ANAHEIM -- The Angels optioned left-handed pitcher Joe Saunders to Triple-A Salt Lake on Saturday to make room for Bartolo Colon, who returned from the disabled list to face the Seattle Mariners.

Saunders, fresh off six shutout innings and a win against Seattle on Friday, pitched well with the club in 2007, going 2-0 with a 1.96 ERA. He had mixed feelings on the demotion.

"You never want to get sent down, but this is a business and Bartolo is one of the best, a proven guy," said Saunders. "It's just not my time right now."

Angels manager Mike Scioscia understood Saunders' feelings on the matter and said it was a tough decision to send him down.

"Our organizational depth is so strong, but it wouldn't be good for either of us to move him to the bullpen," said Scioscia. "It's tougher when he is proven, when we know that he is ready. He just needs to go down there and get stretched out, get his pitches in and he'll be back."

Angels pitcher Jered Weaver, who learned of the demotion from reporters, also sympathized with Saunders. "He just needs to work hard and get back up here. When there is a Cy Young winner coming back, it's hard, but something has to happen."

It has been a roller coaster of a weekend for Saunders, who pitched on Friday night with a heavy heart, dedicating his win to the victims of the Virginia Tech tragedy.

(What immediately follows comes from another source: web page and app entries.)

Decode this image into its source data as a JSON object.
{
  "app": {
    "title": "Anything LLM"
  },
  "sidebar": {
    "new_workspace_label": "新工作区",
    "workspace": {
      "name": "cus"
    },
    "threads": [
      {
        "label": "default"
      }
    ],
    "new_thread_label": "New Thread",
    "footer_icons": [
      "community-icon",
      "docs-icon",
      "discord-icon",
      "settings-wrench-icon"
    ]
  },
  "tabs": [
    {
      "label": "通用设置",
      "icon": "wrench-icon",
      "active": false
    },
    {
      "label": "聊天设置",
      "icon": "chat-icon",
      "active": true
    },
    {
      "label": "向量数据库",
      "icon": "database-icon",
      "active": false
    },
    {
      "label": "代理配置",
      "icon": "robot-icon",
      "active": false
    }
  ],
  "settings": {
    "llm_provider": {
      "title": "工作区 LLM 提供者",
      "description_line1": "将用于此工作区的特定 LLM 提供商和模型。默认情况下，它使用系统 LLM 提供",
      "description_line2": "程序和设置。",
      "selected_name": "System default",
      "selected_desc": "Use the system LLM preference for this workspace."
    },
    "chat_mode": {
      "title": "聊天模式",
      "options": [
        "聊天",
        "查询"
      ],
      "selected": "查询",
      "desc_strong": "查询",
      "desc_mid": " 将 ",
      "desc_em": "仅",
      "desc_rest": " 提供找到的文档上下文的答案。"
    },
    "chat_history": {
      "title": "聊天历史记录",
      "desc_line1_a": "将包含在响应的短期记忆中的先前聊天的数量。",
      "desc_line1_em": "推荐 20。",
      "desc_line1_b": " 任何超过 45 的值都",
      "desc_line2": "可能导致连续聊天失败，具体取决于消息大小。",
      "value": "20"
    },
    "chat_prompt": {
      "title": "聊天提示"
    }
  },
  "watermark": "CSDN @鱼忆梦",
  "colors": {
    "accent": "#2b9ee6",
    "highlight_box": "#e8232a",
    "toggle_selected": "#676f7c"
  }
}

Saunders attended the school from 2000-02, when he was drafted by the Angels in the first round.

"It's tough going from being on such a high last night to now being sent down," said Saunders. "But I know what I have to do."

Figgins progressing: Angels sparkplug Chone Figgins continues to move forward in his recovery from the two fingers he fractured in Spring Training that have prevented him from playing so far this season.

Figgins says that while there is currently no timetable for his return, things are looking up.

"I'm not holding anything back on my swing at this point, and the throwing is more of an issue," said Figgins. "The problem is getting that snap on the ball when I release the throw, but it is going better than I thought it would."

Figgins was on the field at Angel Stadium more than four hours before Saturday night's game against Seattle, playing catch and doing sprints. He also fielded grounders and made throws to first base from both shortstop and third base during batting practice.

Angels bats waking up? Are all the struggles the Angels had hitting and driving in runs during their 1-7 road trip now behind them with Friday night's offensive barrage?

The Angels broke out of their slump in a big way on Friday night, tying a season high with 14 hits and tagging Mariners right-hander Miguel Batista for 10 hits and six earned runs in six innings.

The team was 5-for-9 with runners in scoring position on Friday. Over its previous 10 games, the team hit .152 (14-for-92) in that same area.

Having Vladimir Guerrero back in the lineup can energize an offense, and that is what happened on Friday. Guerrero, who seems to be back at full strength after missing two games earlier this week, went 3-for-5 on Friday night with a solo home run. He was back in the three hole for Saturday night's contest as well.

Home, sweet home: Ervin Santana's struggles on the road throughout his career have been well chronicled, but he will take the mound at Angel Stadium for the first time in more than two weeks on Sunday.

In 27 road starts, he is 9-13 with a 6.78 ERA. But in his 32 career starts in Anaheim, Santana is 20-5 with a 3.07 ERA, including a win against Texas in this season's opening series.

As a reference, Johan Santana of the Minnesota Twins won the 2006 American League Cy Young Award with a 19-6 record and a 2.77 ERA, not a far cry from what the Angels' Santana has done in his career at home.

Up next: Santana will make his second home start of the year on Sunday afternoon in the 12:35 PT finale of the three-game set against Seattle. The Mariners will counter with former Angels right-hander Jeff Weaver (0-2, 15.75 ERA).

Richie Brand is a contributor to This story was not subject to the approval of Major League Baseball or its clubs.